Gatling (America) takes a deeper look at the critical issue of gun ownership from an alternative perspective, using portraiture, audio recordings and the writing of gun owners. It examines the gun as an object and as a practice in our country, not just as it relates to violence, but in reference to the deeper nuances of what compels an individual to have a gun in the first place. I want to raise the questions: What is our obsession with this object and the action of this object? Furthermore how do we resolve our relationship to this object that is so intertwined within our cultural identity? I am also interested in exploring the role of guns in popular culture. As we know the only way to influence people’s behavior is to understand their motivations.
Guns and other weapons exist as symbols of identity and icons of civilization. At one point in history it was very common for people to pose with their gun amongst their other possessions, when having their portrait made. Interestingly, there are ten firearms dealers in the U.S. to every one McDonald's restaurant.

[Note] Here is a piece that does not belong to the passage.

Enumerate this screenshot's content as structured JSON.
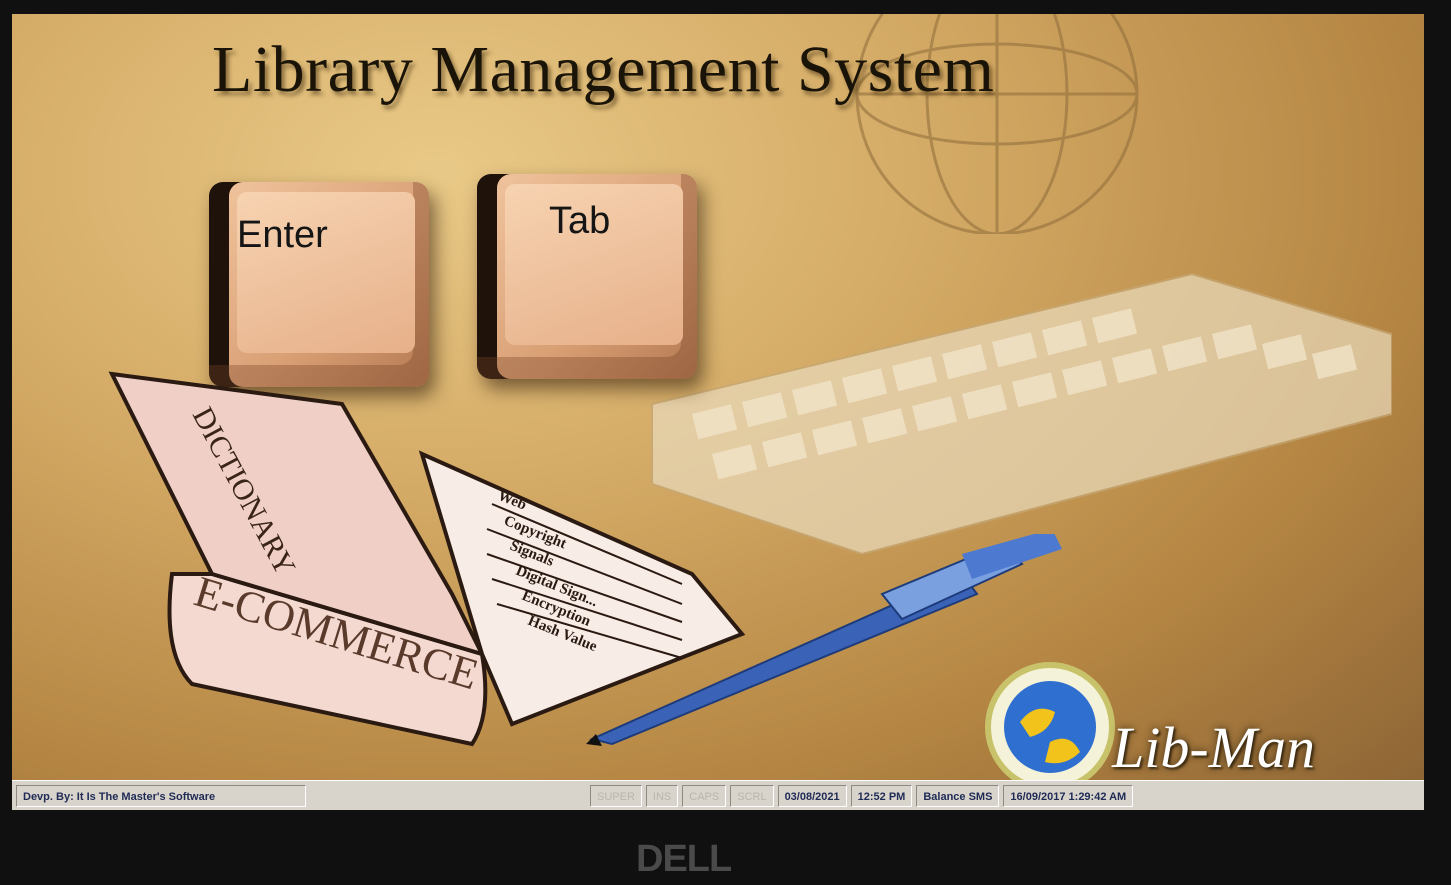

Too often the image of a gun owner sways between the extremes of the romanticized action hero and the evil criminal. Rarely is there a depiction of an ordinary citizen devoid of sensationalism, even when you consider TV shows like "Sons of Guns". Nor is their story told within the context of daily life with their voice given priority in defining them. Ultimately this work examines how we draw the line between recreational violence and deplorable violence. One person's Bernie Getz or George Zimmerman is the next person's Billy the Kid or Nat Turner.